Collected data
○ ○ ○ ○ ○ ○ ○

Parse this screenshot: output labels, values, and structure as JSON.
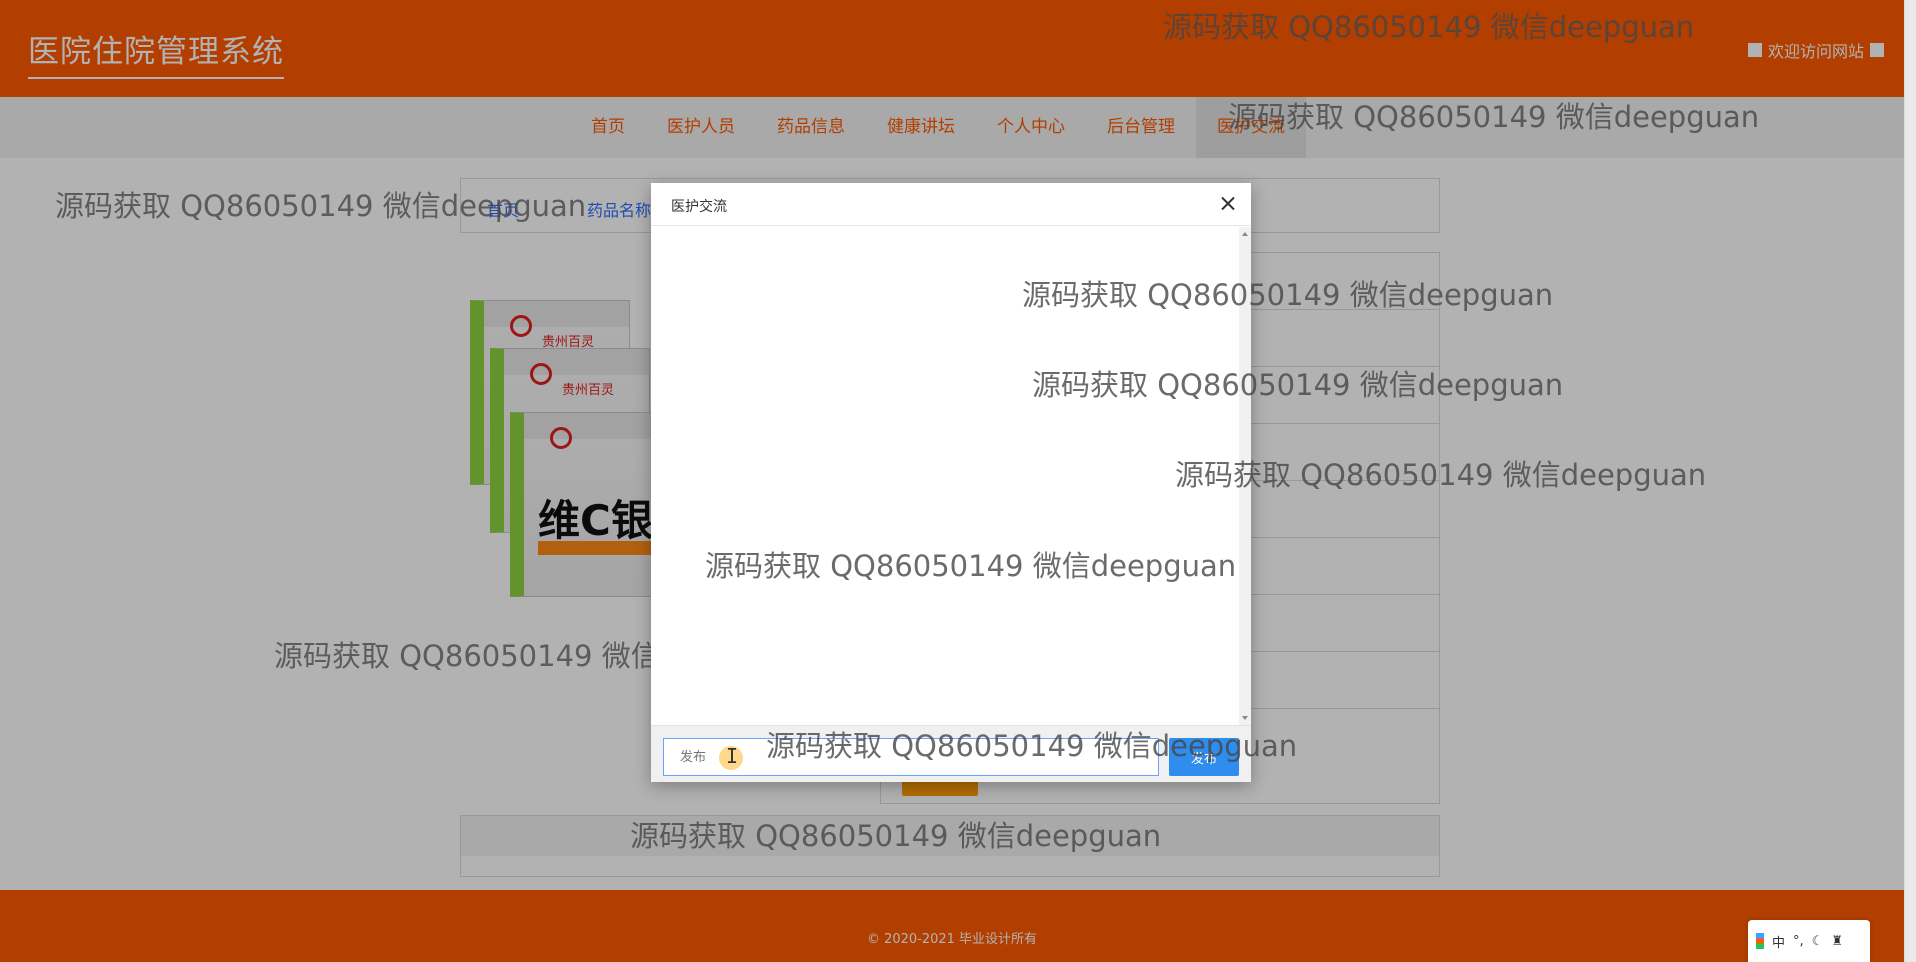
{
  "header": {
    "site_title": "医院住院管理系统",
    "welcome": "欢迎访问网站"
  },
  "nav": {
    "items": [
      {
        "label": "首页"
      },
      {
        "label": "医护人员"
      },
      {
        "label": "药品信息"
      },
      {
        "label": "健康讲坛"
      },
      {
        "label": "个人中心"
      },
      {
        "label": "后台管理"
      },
      {
        "label": "医护交流",
        "active": true
      }
    ]
  },
  "breadcrumb": {
    "home": "首页",
    "current": "药品名称"
  },
  "product_image": {
    "brand": "贵州百灵",
    "name_partial": "维C银"
  },
  "modal": {
    "title": "医护交流",
    "input_placeholder": "发布",
    "send_label": "发布"
  },
  "footer": {
    "copyright": "© 2020-2021 毕业设计所有"
  },
  "watermark": "源码获取 QQ86050149 微信deepguan",
  "ime": {
    "lang": "中",
    "icons": [
      "punctuation-icon",
      "moon-icon",
      "shirt-icon"
    ]
  },
  "colors": {
    "brand": "#ff5a00",
    "send_button": "#2e8ded",
    "link": "#2e6cff"
  }
}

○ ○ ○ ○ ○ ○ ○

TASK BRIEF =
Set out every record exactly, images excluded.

TASK RESPONSE =
Parse this screenshot: output labels, values, and structure as JSON.
{
  "header": {
    "site_title": "医院住院管理系统",
    "welcome": "欢迎访问网站"
  },
  "nav": {
    "items": [
      {
        "label": "首页"
      },
      {
        "label": "医护人员"
      },
      {
        "label": "药品信息"
      },
      {
        "label": "健康讲坛"
      },
      {
        "label": "个人中心"
      },
      {
        "label": "后台管理"
      },
      {
        "label": "医护交流",
        "active": true
      }
    ]
  },
  "breadcrumb": {
    "home": "首页",
    "current": "药品名称"
  },
  "product_image": {
    "brand": "贵州百灵",
    "name_partial": "维C银"
  },
  "modal": {
    "title": "医护交流",
    "input_placeholder": "发布",
    "send_label": "发布"
  },
  "footer": {
    "copyright": "© 2020-2021 毕业设计所有"
  },
  "watermark": "源码获取 QQ86050149 微信deepguan",
  "ime": {
    "lang": "中",
    "icons": [
      "punctuation-icon",
      "moon-icon",
      "shirt-icon"
    ]
  },
  "colors": {
    "brand": "#ff5a00",
    "send_button": "#2e8ded",
    "link": "#2e6cff"
  }
}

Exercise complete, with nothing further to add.